This change leaves only one drug proven effective for treating gonorrhea, the injectable antibiotic ceftriaxone. The new gonorrhea treatment guidelines are published in CDC’s Morbidity and Mortality Weekly Report.
Gonorrhea has eventually grown resistant to every drug used to treat it. Since 2007 only one class of antibiotics –cephalosporins, which includes the drugscefixime and ceftriaxone – has been recommended.
700,000 PER YEAR
CDC issued the new guidelines out of concern that continued use of cefixime may prompt gonorrhea to develop resistance to all cephalosporins. Limiting its use now, officials reason, may help preserve ceftriaxone as a treatment option for a little longer.
Gonorrhea is one of the most common STDs in the United States; more than 700,000 infections are estimated to occur in this country each year. Although some men and women may have symptoms (such as burning when urinating or discharge), most people do not. As a result, many infections go undetected and untreated. Left untreated, gonorrhea can cause serious health problems, particularly for women, including chronic pelvic pain, life-threatening ectopic pregnancy and even infertility. Infection also increases the risk of contracting and transmitting HIV.
It is critical for individuals to take steps to protect themselves from infection. The surest way to prevent infection is not having sex. For those who are sexually active, consistent and correct condom use and limiting the number of sex partners are effective strategies for reducing the risk of infection.

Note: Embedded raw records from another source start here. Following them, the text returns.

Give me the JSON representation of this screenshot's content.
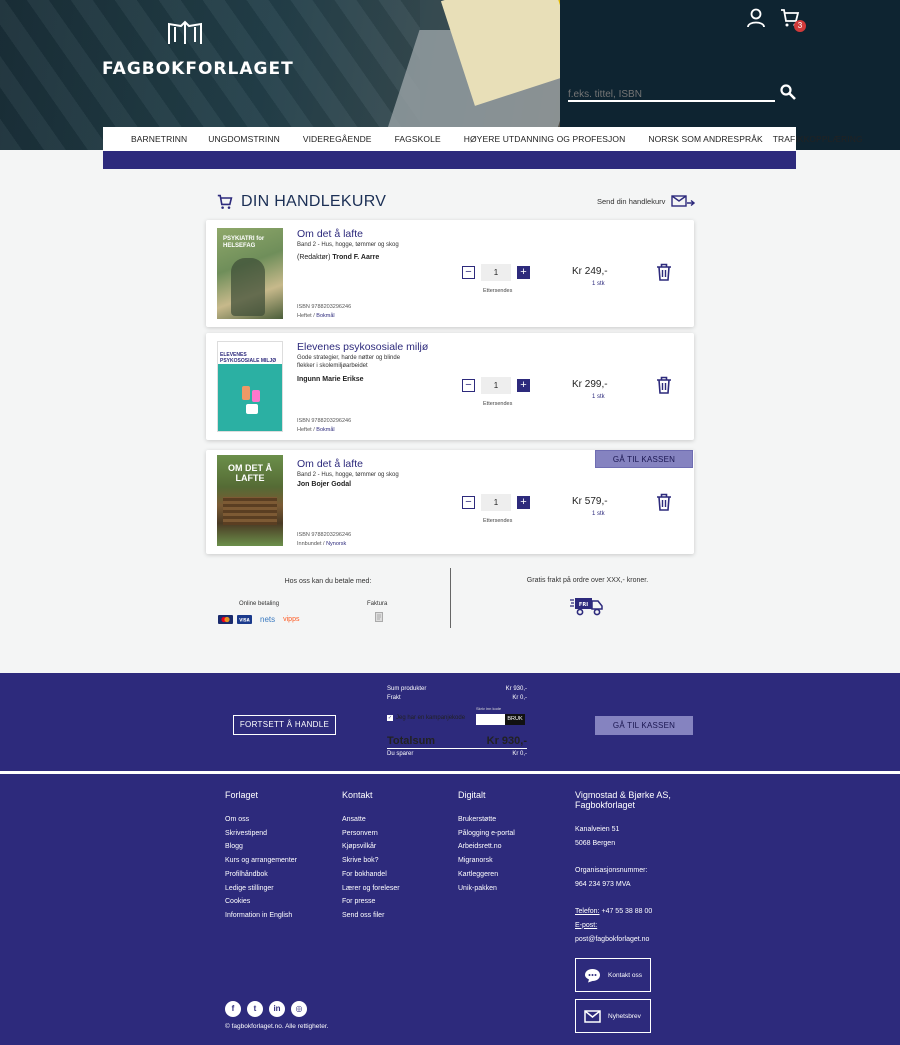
{
  "header": {
    "brand": "FAGBOKFORLAGET",
    "cart_count": "3",
    "search_placeholder": "f.eks. tittel, ISBN"
  },
  "nav": {
    "items": [
      "BARNETRINN",
      "UNGDOMSTRINN",
      "VIDEREGÅENDE",
      "FAGSKOLE",
      "HØYERE UTDANNING OG PROFESJON",
      "NORSK SOM ANDRESPRÅK",
      "TRAFIKKOPPLÆRING"
    ]
  },
  "cart": {
    "title": "DIN HANDLEKURV",
    "send_label": "Send din handlekurv",
    "checkout_label": "GÅ TIL KASSEN",
    "items": [
      {
        "title": "Om det å lafte",
        "subtitle": "Band 2 - Hus, hogge, tømmer og skog",
        "author_role": "(Redaktør)",
        "author": "Trond F. Aarre",
        "isbn": "ISBN 9788203296246",
        "format": "Heftet",
        "language": "Bokmål",
        "qty": "1",
        "eta": "Ettersendes",
        "price": "Kr 249,-",
        "pcs": "1 stk",
        "cover_text": "PSYKIATRI for HELSEFAG"
      },
      {
        "title": "Elevenes psykososiale miljø",
        "subtitle": "Gode strategier, harde nøtter og blinde flekker i skolemiljøarbeidet",
        "author_role": "",
        "author": "Ingunn Marie Erikse",
        "isbn": "ISBN 9788203296246",
        "format": "Heftet",
        "language": "Bokmål",
        "qty": "1",
        "eta": "Ettersendes",
        "price": "Kr 299,-",
        "pcs": "1 stk",
        "cover_text": "ELEVENES PSYKOSOSIALE MILJØ"
      },
      {
        "title": "Om det å lafte",
        "subtitle": "Band 2 - Hus, hogge, tømmer og skog",
        "author_role": "",
        "author": "Jon Bojer Godal",
        "isbn": "ISBN 9788203296246",
        "format": "Innbundet",
        "language": "Nynorsk",
        "qty": "1",
        "eta": "Ettersendes",
        "price": "Kr 579,-",
        "pcs": "1 stk",
        "cover_text": "OM DET Å LAFTE"
      }
    ]
  },
  "payment": {
    "title": "Hos oss kan du betale med:",
    "online": "Online betaling",
    "invoice": "Faktura",
    "nets": "nets",
    "vipps": "vipps",
    "free_shipping": "Gratis frakt på ordre over XXX,- kroner.",
    "truck_label": "FRI"
  },
  "summary": {
    "continue_label": "FORTSETT Å HANDLE",
    "checkout_label": "GÅ TIL KASSEN",
    "sum_label": "Sum produkter",
    "sum_value": "Kr 930,-",
    "freight_label": "Frakt",
    "freight_value": "Kr 0,-",
    "promo_label": "Jeg har en kampanjekode",
    "promo_hint": "Skriv inn kode",
    "promo_button": "BRUK",
    "total_label": "Totalsum",
    "total_value": "Kr 930,-",
    "saved_label": "Du sparer",
    "saved_value": "Kr 0,-"
  },
  "footer": {
    "forlaget": {
      "title": "Forlaget",
      "links": [
        "Om oss",
        "Skrivestipend",
        "Blogg",
        "Kurs og arrangementer",
        "Profilhåndbok",
        "Ledige stillinger",
        "Cookies",
        "Information in English"
      ]
    },
    "kontakt": {
      "title": "Kontakt",
      "links": [
        "Ansatte",
        "Personvern",
        "Kjøpsvilkår",
        "Skrive bok?",
        "For bokhandel",
        "Lærer og foreleser",
        "For presse",
        "Send oss filer"
      ]
    },
    "digitalt": {
      "title": "Digitalt",
      "links": [
        "Brukerstøtte",
        "Pålogging e-portal",
        "Arbeidsrett.no",
        "Migranorsk",
        "Kartleggeren",
        "Unik-pakken"
      ]
    },
    "company": {
      "name_line1": "Vigmostad & Bjørke AS,",
      "name_line2": "Fagbokforlaget",
      "address1": "Kanalveien 51",
      "address2": "5068 Bergen",
      "org_label": "Organisasjonsnummer:",
      "org_value": "964 234 973 MVA",
      "phone_label": "Telefon:",
      "phone_value": "+47 55 38 88 00",
      "email_label": "E-post:",
      "email_value": "post@fagbokforlaget.no"
    },
    "contact_button": "Kontakt oss",
    "newsletter_button": "Nyhetsbrev",
    "copyright": "© fagbokforlaget.no. Alle rettigheter."
  },
  "colors": {
    "brand": "#2d2a7c",
    "checkout": "#8583c0",
    "badge": "#d23a3a"
  }
}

“As cefixime is losing its effectiveness as a treatment for gonorrhea infections, this change is a critical pre-emptive strike to preserve ceftriaxone, our last proven treatment option,” said Kevin Fenton, director of the CDC’s National Center for HIV/AIDS, Viral Hepatitis, STD and TB Prevention.
“Changing how we treat infections now may buy the time needed to develop new treatment options.”
To guard against the threat of drug resistance, the guidelines outline additional follow-up steps providers should take to closely monitor for ceftriaxone treatment failure. According to the new recommendations, patients who have persistent symptoms should be retested with a culture-based gonorrhea test, which can identify antibiotic-resistant infections. The patient should return one week after retreatment for another culture test – called a test-of-cure – to ensure the infection is fully cured.
The CDC has published a public health response plan, to keep a watchful eye on the emergence of drug resistance.
On the net: cdc.gov/nchhstp/newsroom
Photo: Kevin Fenton